In low light photography, the Redmi Note 8 Pro comes with a dedicated Night mode. With the primary lens, you can get very good results in artificial lighting. However, you need incredibly steady hands for that. The images from a wide-angle lens are barely usable.
Moving onto the video recording, the phone maxes out at 4K 30 fps. Those who prefer smoother 60 fps, will have to settle for Full HD resolution. The camera does a good job of capturing detail. However, it consistently loses focus when you pan the camera. The 20 MP selfie camera is loaded with a variety of beauty effects. It is tuned to bump up the brightness. Plus, it can make your skin look smooth, turn face slender, and eyes big.
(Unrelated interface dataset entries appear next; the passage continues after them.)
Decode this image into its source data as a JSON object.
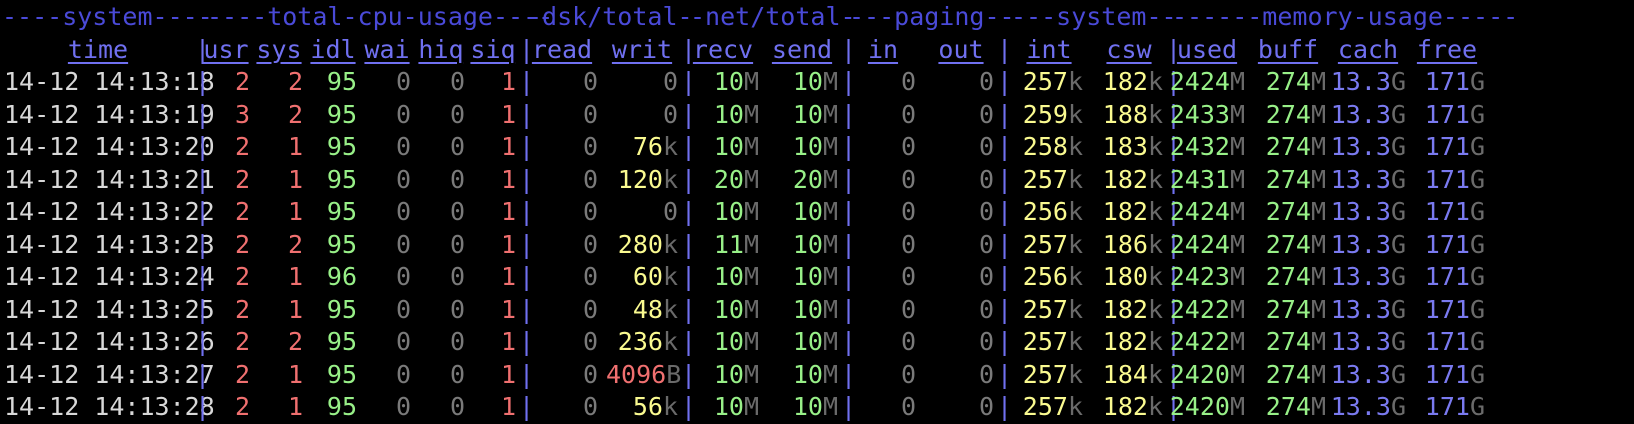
{
  "colors": {
    "background": "#000000",
    "header": "#7070f0",
    "group_header": "#4a4ad8",
    "time": "#d8d8d8",
    "red": "#f07070",
    "green": "#98f088",
    "yellow": "#fafa90",
    "gray": "#7a7a7a",
    "blue": "#7a7af0"
  },
  "groups": [
    "----system----",
    "----total-cpu-usage----",
    "-dsk/total-",
    "-net/total-",
    "---paging--",
    "---system--",
    "------memory-usage-----"
  ],
  "columns": [
    "time",
    "usr",
    "sys",
    "idl",
    "wai",
    "hiq",
    "siq",
    "read",
    "writ",
    "recv",
    "send",
    "in",
    "out",
    "int",
    "csw",
    "used",
    "buff",
    "cach",
    "free"
  ],
  "separator": "|",
  "rows": [
    [
      "14-12 14:13:18",
      "2",
      "2",
      "95",
      "0",
      "0",
      "1",
      "0",
      "0",
      "10M",
      "10M",
      "0",
      "0",
      "257k",
      "182k",
      "2424M",
      "274M",
      "13.3G",
      "171G"
    ],
    [
      "14-12 14:13:19",
      "3",
      "2",
      "95",
      "0",
      "0",
      "1",
      "0",
      "0",
      "10M",
      "10M",
      "0",
      "0",
      "259k",
      "188k",
      "2433M",
      "274M",
      "13.3G",
      "171G"
    ],
    [
      "14-12 14:13:20",
      "2",
      "1",
      "95",
      "0",
      "0",
      "1",
      "0",
      "76k",
      "10M",
      "10M",
      "0",
      "0",
      "258k",
      "183k",
      "2432M",
      "274M",
      "13.3G",
      "171G"
    ],
    [
      "14-12 14:13:21",
      "2",
      "1",
      "95",
      "0",
      "0",
      "1",
      "0",
      "120k",
      "20M",
      "20M",
      "0",
      "0",
      "257k",
      "182k",
      "2431M",
      "274M",
      "13.3G",
      "171G"
    ],
    [
      "14-12 14:13:22",
      "2",
      "1",
      "95",
      "0",
      "0",
      "1",
      "0",
      "0",
      "10M",
      "10M",
      "0",
      "0",
      "256k",
      "182k",
      "2424M",
      "274M",
      "13.3G",
      "171G"
    ],
    [
      "14-12 14:13:23",
      "2",
      "2",
      "95",
      "0",
      "0",
      "1",
      "0",
      "280k",
      "11M",
      "10M",
      "0",
      "0",
      "257k",
      "186k",
      "2424M",
      "274M",
      "13.3G",
      "171G"
    ],
    [
      "14-12 14:13:24",
      "2",
      "1",
      "96",
      "0",
      "0",
      "1",
      "0",
      "60k",
      "10M",
      "10M",
      "0",
      "0",
      "256k",
      "180k",
      "2423M",
      "274M",
      "13.3G",
      "171G"
    ],
    [
      "14-12 14:13:25",
      "2",
      "1",
      "95",
      "0",
      "0",
      "1",
      "0",
      "48k",
      "10M",
      "10M",
      "0",
      "0",
      "257k",
      "182k",
      "2422M",
      "274M",
      "13.3G",
      "171G"
    ],
    [
      "14-12 14:13:26",
      "2",
      "2",
      "95",
      "0",
      "0",
      "1",
      "0",
      "236k",
      "10M",
      "10M",
      "0",
      "0",
      "257k",
      "182k",
      "2422M",
      "274M",
      "13.3G",
      "171G"
    ],
    [
      "14-12 14:13:27",
      "2",
      "1",
      "95",
      "0",
      "0",
      "1",
      "0",
      "4096B",
      "10M",
      "10M",
      "0",
      "0",
      "257k",
      "184k",
      "2420M",
      "274M",
      "13.3G",
      "171G"
    ],
    [
      "14-12 14:13:28",
      "2",
      "1",
      "95",
      "0",
      "0",
      "1",
      "0",
      "56k",
      "10M",
      "10M",
      "0",
      "0",
      "257k",
      "182k",
      "2420M",
      "274M",
      "13.3G",
      "171G"
    ]
  ]
}
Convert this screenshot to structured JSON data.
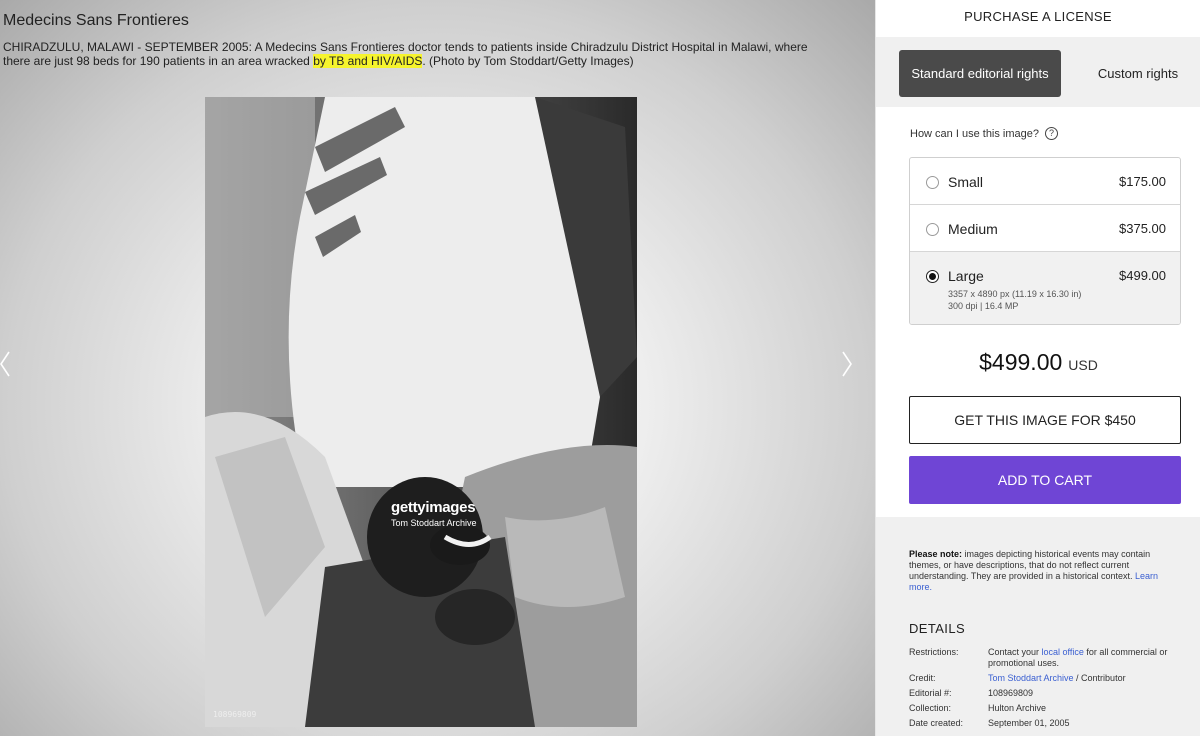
{
  "gallery": {
    "title": "Medecins Sans Frontieres",
    "caption_part1": "CHIRADZULU, MALAWI - SEPTEMBER 2005: A Medecins Sans Frontieres doctor tends to patients inside Chiradzulu District Hospital in Malawi, where there are just 98 beds for 190 patients in an area wracked ",
    "caption_highlight": "by TB and HIV/AIDS",
    "caption_part2": ". (Photo by Tom Stoddart/Getty Images)",
    "watermark_logo": "gettyimages",
    "watermark_sub": "Tom Stoddart Archive",
    "photo_id": "108969809",
    "prev_icon": "chevron-left-icon",
    "next_icon": "chevron-right-icon"
  },
  "panel": {
    "title": "PURCHASE A LICENSE",
    "tabs": [
      {
        "label": "Standard editorial rights",
        "active": true
      },
      {
        "label": "Custom rights",
        "active": false
      }
    ],
    "question": "How can I use this image?",
    "help_icon": "?",
    "sizes": [
      {
        "name": "Small",
        "price": "$175.00",
        "selected": false
      },
      {
        "name": "Medium",
        "price": "$375.00",
        "selected": false
      },
      {
        "name": "Large",
        "price": "$499.00",
        "selected": true,
        "meta1": "3357 x 4890 px (11.19 x 16.30 in)",
        "meta2": "300 dpi | 16.4 MP"
      }
    ],
    "total_price": "$499.00",
    "currency": "USD",
    "get_button": "GET THIS IMAGE FOR $450",
    "cart_button": "ADD TO CART",
    "accent_color": "#6f45d5",
    "note_bold": "Please note:",
    "note_text": " images depicting historical events may contain themes, or have descriptions, that do not reflect current understanding. They are provided in a historical context. ",
    "note_link": "Learn more.",
    "details_title": "DETAILS",
    "details": {
      "restrictions_label": "Restrictions:",
      "restrictions_pre": "Contact your ",
      "restrictions_link": "local office",
      "restrictions_post": " for all commercial or promotional uses.",
      "credit_label": "Credit:",
      "credit_link": "Tom Stoddart Archive",
      "credit_post": " / Contributor",
      "editorial_label": "Editorial #:",
      "editorial_value": "108969809",
      "collection_label": "Collection:",
      "collection_value": "Hulton Archive",
      "date_label": "Date created:",
      "date_value": "September 01, 2005"
    }
  }
}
While it delivers good selfies in daylight, the low-light shots are marred by noise.
The budget phone comes with a 4,500 mAh battery. With a bundled 18 W charger, you can top up 60 percent of the battery in an hour. To charge the battery from zero to 100 percent, it takes about 2 hours. On a single charge, the handset consistently lasted for a day and a half. My usage includes consistently wasting time on WhatsApp, Twitter, and streaming music over Wi-Fi.
The Realme Note 8 Pro is a competitive budget smartphone. It offers great design and builds quality. Its primary 64 MP camera is very good. The phone also handles gaming well. On the flip side, the user experience is let down by micro-stutter. And Xiaomi’s ads are super annoying! The phone’s display is mediocre when compared to the similarly priced devices. With all things taken into consideration, the Redmi Note 8 Pro isn’t a worthy successor to Redmi Note 7 Pro. If you are in the market for a sub 15k smartphone, you are better off with the likes of Realme XT, Oppo K1, or Vivo Z1x. These phones offer much better display, consistent performance compared to the Realme Note 8 Pro, and don’t nag you with ads.
Design and Build Quality8.0/10
Value for Money7.0/10
What Is Good?
- Stylish design
- Solid camera performance
- Feature-packed MIUI
- Great for gaming
What Is Bad?
- User experience marred by stutter
- Ad infested UI
- Focusing issue in videos
- Doesn't ship with earphones
- Display could have been better